Social Psychology Theoretical Prediction Positive Affect Acceptable Level Positive Feeling 
These keywords were added by machine and not by the authors. This process is experimental and the keywords may be updated as the learning algorithm improves.

Preview

Unable to display preview. Download preview PDF.

Unable to display preview. Download preview PDF.

REFERENCES

  1. Arnold, M. B. (1969). Human emotion and action. In T. Mischel (Ed.), Human action: conceptual and empirical issues (pp. 167–197). New York: Academic Press.Google Scholar
  2. Brehm, J. W. (1999). The intensity of emotion. Personality and Social Psychology Review, 3, 2–22.Google Scholar
  3. Brehm, J. W., & Brummett, B. H. (1998). The emotional control of behavior. In M. Kofta, G. Weary, & G. Sedek (Eds.), Personal control in action: Cognitive and motivational mechanisms (pp. 133–154). New York: Plenum.Google Scholar
  4. Brehm, J. W., & Self, E. A. (1989). The intensity of motivation. In M. R. Rosenzweig and L. W. Porter (Eds.), Annual Review of Psychology, Vol. 40 (pp. 109–131). Palo Alto, CA: Annual Reviews, Inc.Google Scholar
  5. Brehm, J. W., Wright, R. A., Solomon, S., Silka, L., & Greenberg, J. (1983). Perceived difficulty, energization, and the magnitude of goal valence. Journal of Experimental Social Psychology, 19, 21–48.Google Scholar
  6. Brummett, B. H. (1996). The intensity of anger.
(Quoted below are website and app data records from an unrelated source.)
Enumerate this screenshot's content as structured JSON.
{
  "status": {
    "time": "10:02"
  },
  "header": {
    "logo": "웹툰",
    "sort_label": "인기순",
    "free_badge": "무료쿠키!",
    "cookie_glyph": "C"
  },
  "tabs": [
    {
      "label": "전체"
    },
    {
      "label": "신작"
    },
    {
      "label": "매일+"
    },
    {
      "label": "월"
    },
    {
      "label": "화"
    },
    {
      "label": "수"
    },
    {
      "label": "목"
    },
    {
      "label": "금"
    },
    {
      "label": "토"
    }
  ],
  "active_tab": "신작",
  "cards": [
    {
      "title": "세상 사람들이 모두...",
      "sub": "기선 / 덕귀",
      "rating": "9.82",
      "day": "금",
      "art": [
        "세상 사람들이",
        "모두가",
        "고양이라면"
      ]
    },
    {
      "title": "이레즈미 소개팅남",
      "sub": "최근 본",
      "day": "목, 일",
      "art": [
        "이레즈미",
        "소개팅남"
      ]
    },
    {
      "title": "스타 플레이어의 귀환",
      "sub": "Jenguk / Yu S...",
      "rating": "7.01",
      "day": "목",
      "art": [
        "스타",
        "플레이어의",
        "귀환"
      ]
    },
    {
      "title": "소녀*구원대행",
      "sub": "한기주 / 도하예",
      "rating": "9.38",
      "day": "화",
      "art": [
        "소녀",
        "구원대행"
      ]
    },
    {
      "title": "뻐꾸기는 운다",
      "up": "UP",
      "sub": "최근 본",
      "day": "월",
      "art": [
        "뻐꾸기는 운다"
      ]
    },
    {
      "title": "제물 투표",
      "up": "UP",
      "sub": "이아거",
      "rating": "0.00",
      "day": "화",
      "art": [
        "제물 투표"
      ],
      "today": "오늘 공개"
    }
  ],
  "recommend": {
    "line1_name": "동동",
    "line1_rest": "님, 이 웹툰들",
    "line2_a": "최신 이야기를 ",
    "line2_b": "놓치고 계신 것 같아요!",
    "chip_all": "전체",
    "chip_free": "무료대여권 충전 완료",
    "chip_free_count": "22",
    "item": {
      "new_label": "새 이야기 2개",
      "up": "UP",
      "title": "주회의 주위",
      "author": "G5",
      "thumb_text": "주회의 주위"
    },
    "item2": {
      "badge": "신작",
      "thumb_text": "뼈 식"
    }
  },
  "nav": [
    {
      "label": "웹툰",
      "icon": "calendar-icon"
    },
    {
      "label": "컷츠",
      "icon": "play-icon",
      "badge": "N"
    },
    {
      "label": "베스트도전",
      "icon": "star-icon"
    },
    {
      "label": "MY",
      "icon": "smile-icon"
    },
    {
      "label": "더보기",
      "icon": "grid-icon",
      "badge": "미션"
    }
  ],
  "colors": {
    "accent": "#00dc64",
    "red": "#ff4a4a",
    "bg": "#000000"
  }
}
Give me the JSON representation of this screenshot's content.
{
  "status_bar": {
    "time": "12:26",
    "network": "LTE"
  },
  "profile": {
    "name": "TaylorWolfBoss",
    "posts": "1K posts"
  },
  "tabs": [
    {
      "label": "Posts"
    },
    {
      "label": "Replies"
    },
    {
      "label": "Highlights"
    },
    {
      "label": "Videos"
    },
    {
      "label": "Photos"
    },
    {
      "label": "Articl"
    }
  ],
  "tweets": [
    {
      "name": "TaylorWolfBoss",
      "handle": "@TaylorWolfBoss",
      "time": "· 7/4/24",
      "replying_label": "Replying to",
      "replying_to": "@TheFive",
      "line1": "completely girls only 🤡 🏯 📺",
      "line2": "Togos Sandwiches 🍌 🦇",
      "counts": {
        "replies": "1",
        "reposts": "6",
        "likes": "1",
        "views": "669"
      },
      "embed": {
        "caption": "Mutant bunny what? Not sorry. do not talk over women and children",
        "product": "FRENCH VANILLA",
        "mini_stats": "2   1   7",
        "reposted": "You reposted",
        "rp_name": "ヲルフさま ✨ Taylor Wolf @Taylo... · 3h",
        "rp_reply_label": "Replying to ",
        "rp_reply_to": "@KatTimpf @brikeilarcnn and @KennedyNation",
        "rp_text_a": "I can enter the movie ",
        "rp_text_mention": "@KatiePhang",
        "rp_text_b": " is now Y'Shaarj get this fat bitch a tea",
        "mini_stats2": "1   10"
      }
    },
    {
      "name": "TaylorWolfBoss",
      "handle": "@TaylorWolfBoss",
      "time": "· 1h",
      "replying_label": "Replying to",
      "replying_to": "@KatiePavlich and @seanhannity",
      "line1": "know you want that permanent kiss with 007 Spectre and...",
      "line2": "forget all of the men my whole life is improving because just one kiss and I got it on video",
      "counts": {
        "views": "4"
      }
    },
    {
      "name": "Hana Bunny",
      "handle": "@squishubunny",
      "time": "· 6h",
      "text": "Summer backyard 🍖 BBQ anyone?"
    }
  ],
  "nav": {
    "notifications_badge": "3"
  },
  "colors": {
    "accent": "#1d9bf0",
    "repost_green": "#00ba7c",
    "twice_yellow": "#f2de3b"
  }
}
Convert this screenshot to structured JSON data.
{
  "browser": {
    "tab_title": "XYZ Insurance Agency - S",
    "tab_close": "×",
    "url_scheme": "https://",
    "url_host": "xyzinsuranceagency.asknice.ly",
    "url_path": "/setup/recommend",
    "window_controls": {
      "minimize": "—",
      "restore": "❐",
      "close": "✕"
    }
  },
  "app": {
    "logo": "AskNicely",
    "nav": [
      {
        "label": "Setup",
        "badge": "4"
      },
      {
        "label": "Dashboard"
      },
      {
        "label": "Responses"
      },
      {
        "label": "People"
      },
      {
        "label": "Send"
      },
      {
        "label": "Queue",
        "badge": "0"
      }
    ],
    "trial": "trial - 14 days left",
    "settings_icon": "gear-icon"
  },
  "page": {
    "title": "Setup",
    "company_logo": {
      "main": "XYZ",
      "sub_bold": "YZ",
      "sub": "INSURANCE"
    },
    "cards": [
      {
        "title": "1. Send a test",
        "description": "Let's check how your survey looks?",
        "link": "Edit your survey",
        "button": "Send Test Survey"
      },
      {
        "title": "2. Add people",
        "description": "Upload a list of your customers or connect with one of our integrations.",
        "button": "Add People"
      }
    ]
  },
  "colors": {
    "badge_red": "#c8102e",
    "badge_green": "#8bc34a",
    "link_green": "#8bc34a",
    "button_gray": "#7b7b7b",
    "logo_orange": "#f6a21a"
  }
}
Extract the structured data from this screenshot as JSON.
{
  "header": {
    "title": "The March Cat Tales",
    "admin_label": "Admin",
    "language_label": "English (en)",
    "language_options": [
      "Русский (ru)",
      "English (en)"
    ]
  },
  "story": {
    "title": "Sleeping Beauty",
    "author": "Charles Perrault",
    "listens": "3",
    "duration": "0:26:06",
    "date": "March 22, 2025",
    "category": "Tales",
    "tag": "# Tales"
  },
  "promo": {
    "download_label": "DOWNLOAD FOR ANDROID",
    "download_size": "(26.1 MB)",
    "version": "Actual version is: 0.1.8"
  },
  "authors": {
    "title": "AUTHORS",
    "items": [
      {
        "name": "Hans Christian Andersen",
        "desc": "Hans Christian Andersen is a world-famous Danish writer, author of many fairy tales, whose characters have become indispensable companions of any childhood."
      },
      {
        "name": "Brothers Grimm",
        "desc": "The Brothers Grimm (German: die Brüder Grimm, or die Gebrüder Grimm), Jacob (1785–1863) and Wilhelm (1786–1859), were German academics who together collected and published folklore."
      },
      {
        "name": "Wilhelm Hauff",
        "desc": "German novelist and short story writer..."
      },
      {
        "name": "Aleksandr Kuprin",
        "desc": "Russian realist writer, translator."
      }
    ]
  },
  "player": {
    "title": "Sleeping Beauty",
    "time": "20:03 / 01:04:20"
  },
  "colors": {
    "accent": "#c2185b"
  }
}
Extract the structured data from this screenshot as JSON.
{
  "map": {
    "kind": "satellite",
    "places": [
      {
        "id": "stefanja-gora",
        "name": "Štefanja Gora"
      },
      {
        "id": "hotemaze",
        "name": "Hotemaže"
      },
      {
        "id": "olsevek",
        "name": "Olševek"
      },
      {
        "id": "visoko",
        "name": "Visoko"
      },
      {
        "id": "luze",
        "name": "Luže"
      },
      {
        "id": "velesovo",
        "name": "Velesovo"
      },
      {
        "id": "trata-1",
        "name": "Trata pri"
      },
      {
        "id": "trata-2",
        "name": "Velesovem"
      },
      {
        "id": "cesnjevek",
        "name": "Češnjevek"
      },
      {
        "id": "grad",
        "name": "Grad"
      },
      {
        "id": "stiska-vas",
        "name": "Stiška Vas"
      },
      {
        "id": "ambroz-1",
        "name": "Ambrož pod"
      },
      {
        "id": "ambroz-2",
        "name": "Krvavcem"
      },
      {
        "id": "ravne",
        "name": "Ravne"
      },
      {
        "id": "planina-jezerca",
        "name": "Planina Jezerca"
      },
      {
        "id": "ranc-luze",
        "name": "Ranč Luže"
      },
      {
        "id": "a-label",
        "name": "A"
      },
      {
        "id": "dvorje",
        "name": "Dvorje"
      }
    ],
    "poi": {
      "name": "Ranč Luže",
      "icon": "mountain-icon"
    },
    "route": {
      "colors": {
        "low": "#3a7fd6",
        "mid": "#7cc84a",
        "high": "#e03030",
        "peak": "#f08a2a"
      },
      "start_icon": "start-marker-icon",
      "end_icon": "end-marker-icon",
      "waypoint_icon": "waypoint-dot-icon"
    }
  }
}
Unpublished doctoral dissertation, University of Kansas.Google Scholar
  7. Clore, G. L., Ortony, A., & Foss, M. A. (1987). The psychological foundations of the affective lexicon. Journal of Personality and Social Psychology, 53, 751–766.Google Scholar
  8. D'Anello, S. (1997). Increased happiness from monetary losses and problems with health. Unpublished doctoral dissertation, University of Kansas.Google Scholar
  9. Duffy, E. (1941). An explanation of “emotional” phenomena without the use of the concept “emotion.” Journal of General Psychology, 25, 283–293.Google Scholar
  10. Frijda, N. H. (1986). The emotions. Cambridge: Cambridge University Press.Google Scholar
  11. Lazarus, R. S. (1991). Emotion and adaptation. New York: Oxford University Press.Google Scholar
  12. Leeper, R. W. (1948). A motivational theory of emotion to replace “emotion as a disorganized response.” Psychological Review, 55, 5–21.Google Scholar
  13. Roberson, B. F., & Wright, R. A. (1995). Difficulty as a determinant of interpersonal appeal: A social-motivational application of energization theory. Basic and Applied Social Psychology, 15, 373–388.Google Scholar
  14. Russell, J. A. (1980). A circumplex model of affect. Journal of Personality and Social Psychology, 39, 1161–1178.Google Scholar
  15. Schwartz, G. E., Weinberger, D. A., & Singer, J. A. (1981). Cardiovascular differentiation of happiness, sadness, anger, and fear following imagery and exercise. Psychosomatic Medicine, 43, 343–364.Google Scholar
  16. Silvia, P. J., & Brehm, J. W. (1998). Deterrence and the intensity of sadness: Effects of expected humor and distraction. Manuscript under review, University of Kansas.Google Scholar
  17. Storm, C., & Storm, T. (1987). A taxonomic study of the vocabulary of emotions. Journal of Personality and Social Psychology, 53, 805–816.Google Scholar
  18. Wright, R. A. (1996). Brehm's theory of motivation as a model of effort and cardiovascular response. In P. M. Gollwitzer & J. A. Bargh (Eds.), The psychology of action (pp. 287–312). New York: Guilford.Google Scholar
  19. Wright, R. A., & Brehm, J. W. (1989). Energization and goal attractiveness. In L. Pervin (Ed.), Goal Concepts in Personality and Social Psychology (pp. 169–210). Hillsdale, NJ: Erlbaum.Google Scholar

Copyright information

© Plenum Publishing Corporation 1999

Authors and Affiliations

  • Jack W. Brehm
  • Beverly H. Brummett
  • Lisa Harvey
    • 1
  1. 1.Department of PsychologyUniversity of KansasLawrence

Personalised recommendations